Are you selling a product?
Is that product a physical item or is it a service?
Regardless of what your product is, your main goal is probably to make sure people are buying it. So, who are you selling to?
It’s surprising – and alarming – how many businesses don’t have a succinct answer to this question. An insurance broker might say a homeowner who needs home and contents insurance, while a party planner might say a family with kids who want to throw a kid’s birthday party.
While these answers aren’t wrong, they could be better. For instance, the party planner might actually be targeting middle-class households with primary school aged kids.
The next questions all businesses need to ask when trying to sell their product is, how do you sell it to your target market?
This question relates to your marketing process and how you reach your desired market.
To better equip your business to identify and reach your ideal customer, a buyer persona will come in handy.
What is a Buyer Persona?
A buyer persona is a fictional, generalised representation of your ideal customer. A buyer persona will help you to visualise, and relate to your ideal target market as though they’re a real human.
To make your buyer persona as effective as possible, give them a name and a face. It’s also important to note that a business might have more than one buyer persona, as you might have a few different types of customers you’re trying to sell to.
Another factor to consider when developing and maintaining your buyer persona, is that your ideal customer might change as your business grows. For instance, when just starting out, our party planning business might have only been targeting parents with young children, as they were only equipped to handle these types of parties. However, now that they’ve expanded, they’re able to offer sweet 16 parties and 21st parties as well. This means the age and lifestyle of their ideal customer might have changed.
How Can a Buyer Persona Benefit Your Business?
A buyer persona will prove invaluable to your business, especially your sales and product development efforts.

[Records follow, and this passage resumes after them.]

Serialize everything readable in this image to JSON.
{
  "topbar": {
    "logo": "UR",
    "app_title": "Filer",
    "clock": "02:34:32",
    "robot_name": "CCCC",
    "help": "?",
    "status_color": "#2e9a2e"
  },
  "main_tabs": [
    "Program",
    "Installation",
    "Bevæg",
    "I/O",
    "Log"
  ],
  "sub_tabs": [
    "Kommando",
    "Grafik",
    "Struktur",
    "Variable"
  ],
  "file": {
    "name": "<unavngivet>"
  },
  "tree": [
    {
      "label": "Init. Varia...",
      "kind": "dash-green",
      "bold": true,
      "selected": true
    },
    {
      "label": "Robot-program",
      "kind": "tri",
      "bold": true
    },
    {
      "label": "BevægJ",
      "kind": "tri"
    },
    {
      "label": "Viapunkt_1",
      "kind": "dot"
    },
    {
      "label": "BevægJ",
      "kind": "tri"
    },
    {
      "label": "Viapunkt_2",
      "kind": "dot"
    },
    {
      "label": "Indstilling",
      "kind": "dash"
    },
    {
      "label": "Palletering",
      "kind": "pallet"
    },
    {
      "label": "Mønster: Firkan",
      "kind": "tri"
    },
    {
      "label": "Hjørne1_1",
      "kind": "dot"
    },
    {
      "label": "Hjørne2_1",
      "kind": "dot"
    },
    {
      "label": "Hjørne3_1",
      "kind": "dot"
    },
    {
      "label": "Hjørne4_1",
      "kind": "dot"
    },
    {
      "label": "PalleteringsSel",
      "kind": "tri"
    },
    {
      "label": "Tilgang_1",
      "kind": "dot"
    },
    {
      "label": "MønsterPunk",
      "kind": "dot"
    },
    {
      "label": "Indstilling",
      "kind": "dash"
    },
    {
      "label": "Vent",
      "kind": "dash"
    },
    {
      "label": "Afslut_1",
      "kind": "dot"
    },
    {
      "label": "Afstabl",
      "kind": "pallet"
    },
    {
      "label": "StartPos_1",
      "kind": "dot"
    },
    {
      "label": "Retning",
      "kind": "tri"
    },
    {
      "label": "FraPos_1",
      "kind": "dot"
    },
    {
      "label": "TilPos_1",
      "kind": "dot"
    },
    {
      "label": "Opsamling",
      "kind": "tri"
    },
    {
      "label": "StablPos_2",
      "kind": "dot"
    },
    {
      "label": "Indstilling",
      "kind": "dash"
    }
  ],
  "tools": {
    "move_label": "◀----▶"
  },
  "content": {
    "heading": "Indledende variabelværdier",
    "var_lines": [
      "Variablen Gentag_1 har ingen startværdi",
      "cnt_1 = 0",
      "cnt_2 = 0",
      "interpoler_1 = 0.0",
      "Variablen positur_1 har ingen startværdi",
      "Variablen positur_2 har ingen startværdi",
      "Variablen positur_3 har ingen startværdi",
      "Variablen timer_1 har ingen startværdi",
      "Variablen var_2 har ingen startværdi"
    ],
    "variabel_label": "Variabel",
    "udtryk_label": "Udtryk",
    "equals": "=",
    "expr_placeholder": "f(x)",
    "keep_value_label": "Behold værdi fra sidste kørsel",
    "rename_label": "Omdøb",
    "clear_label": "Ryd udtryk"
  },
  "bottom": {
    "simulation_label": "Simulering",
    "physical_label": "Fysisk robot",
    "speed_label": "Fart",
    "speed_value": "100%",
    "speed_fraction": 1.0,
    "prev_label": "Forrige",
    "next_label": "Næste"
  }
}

For instance, if you’re running a party planning business and you’re targeting mums with young children, you wouldn’t try to sell a gourmet menu that is better suited to adult events. You would try to sell them a party package that comes with a child-friendly menu.
If you understand your buyer persona, you’ll be better equipped to know what your customer wants and needs, and how you can meet their needs/ overcome any of their purchasing objections.
How Can You Create an Effective Buyer Persona?
When creating your buying persona, you’ll need to think about your key demographic.
To go back to our party-planning example: our party planning company has identified their key target market. They want to target middle-class stay at home mums who want to create the perfect family lifestyle.
For the purpose of this exercise, they’ve named her Sarah. They want to work with this mum, who wants the best for her kids and likes to spoil them, to throw their child’s birthday party. Ideally, they want input from their client during the process so they understand their needs, however, they also want to work with mum’s who are running a busy household so they don’t get too overbearing.
Their basic buyer persona might look a little something like this.
Now, that’s not to say that this is the only type of client this party planning company will pursue, as there may be discrepancies. For instance, they might also want to work with working mums, who are too busy to throw a birthday party themselves but still want to be involved in the process.
So, how did they reach this conclusion? This list will help you work out what your ideal buyer persona should be? The above example is a basic summation of the below points, however, the more detail you flesh out when looking at these points, the more detailed your persona will be.
- Salary/household income
- Locations: urban/suburban/rural
Goals and Challenges
- What is their primary and secondary goal?
- How can you help them achieve this?
- What is their primary and secondary challenge?
- How can you help them solve these problems?
Values and Fears
- What are their primary values?
- What would their common objections during the sales process be?
You can also get super specific by looking at the following points:
- What are their hobbies?
- Where do they spend their time online?
- Where do they get their news?
- What blogs do they read?
These points will help you work out how to target your demographic audience through marketing.
Once you’ve developed your buyer persona, your whole team will be able to work towards developing your product, your sales techniques and your marketing approach, to ensure you’re reaching the right people and providing them with the service they’re after.